***** ENTRIES PROVIDED *****

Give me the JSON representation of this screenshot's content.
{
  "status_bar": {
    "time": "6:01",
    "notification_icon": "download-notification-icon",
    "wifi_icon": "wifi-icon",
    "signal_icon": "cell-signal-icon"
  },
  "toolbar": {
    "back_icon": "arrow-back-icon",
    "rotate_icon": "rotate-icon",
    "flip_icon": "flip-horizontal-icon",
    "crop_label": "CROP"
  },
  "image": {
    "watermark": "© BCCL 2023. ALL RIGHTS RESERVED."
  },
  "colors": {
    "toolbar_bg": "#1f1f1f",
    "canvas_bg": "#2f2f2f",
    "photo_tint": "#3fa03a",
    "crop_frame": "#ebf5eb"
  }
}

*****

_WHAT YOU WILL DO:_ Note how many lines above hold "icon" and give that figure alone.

_RESPONSE TO THIS EXERCISE:_ 6